• **Work to be completed**
Nothing in the data may be changed; retype all of it.

Web page and app entries:

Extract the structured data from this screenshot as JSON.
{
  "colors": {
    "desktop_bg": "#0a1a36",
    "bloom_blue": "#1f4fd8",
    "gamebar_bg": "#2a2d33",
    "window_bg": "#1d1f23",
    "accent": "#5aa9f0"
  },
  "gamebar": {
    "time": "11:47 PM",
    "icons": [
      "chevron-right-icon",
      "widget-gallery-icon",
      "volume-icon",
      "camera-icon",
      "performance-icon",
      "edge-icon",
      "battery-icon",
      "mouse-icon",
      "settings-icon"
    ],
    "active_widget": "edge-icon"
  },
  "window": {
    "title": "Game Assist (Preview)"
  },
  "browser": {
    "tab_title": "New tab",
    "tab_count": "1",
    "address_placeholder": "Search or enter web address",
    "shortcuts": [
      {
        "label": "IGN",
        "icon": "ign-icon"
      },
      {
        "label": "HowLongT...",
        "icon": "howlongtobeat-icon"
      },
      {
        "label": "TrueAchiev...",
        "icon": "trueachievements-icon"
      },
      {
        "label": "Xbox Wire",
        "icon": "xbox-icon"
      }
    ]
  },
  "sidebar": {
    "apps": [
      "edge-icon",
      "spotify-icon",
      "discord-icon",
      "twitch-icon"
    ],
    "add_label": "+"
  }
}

• **Result for this exercise**
Extract the structured data from this screenshot as JSON.
{
  "colors": {
    "desktop_bg": "#0a1a36",
    "bloom_blue": "#1f4fd8",
    "gamebar_bg": "#2a2d33",
    "window_bg": "#1d1f23",
    "accent": "#5aa9f0"
  },
  "gamebar": {
    "time": "11:47 PM",
    "icons": [
      "chevron-right-icon",
      "widget-gallery-icon",
      "volume-icon",
      "camera-icon",
      "performance-icon",
      "edge-icon",
      "battery-icon",
      "mouse-icon",
      "settings-icon"
    ],
    "active_widget": "edge-icon"
  },
  "window": {
    "title": "Game Assist (Preview)"
  },
  "browser": {
    "tab_title": "New tab",
    "tab_count": "1",
    "address_placeholder": "Search or enter web address",
    "shortcuts": [
      {
        "label": "IGN",
        "icon": "ign-icon"
      },
      {
        "label": "HowLongT...",
        "icon": "howlongtobeat-icon"
      },
      {
        "label": "TrueAchiev...",
        "icon": "trueachievements-icon"
      },
      {
        "label": "Xbox Wire",
        "icon": "xbox-icon"
      }
    ]
  },
  "sidebar": {
    "apps": [
      "edge-icon",
      "spotify-icon",
      "discord-icon",
      "twitch-icon"
    ],
    "add_label": "+"
  }
}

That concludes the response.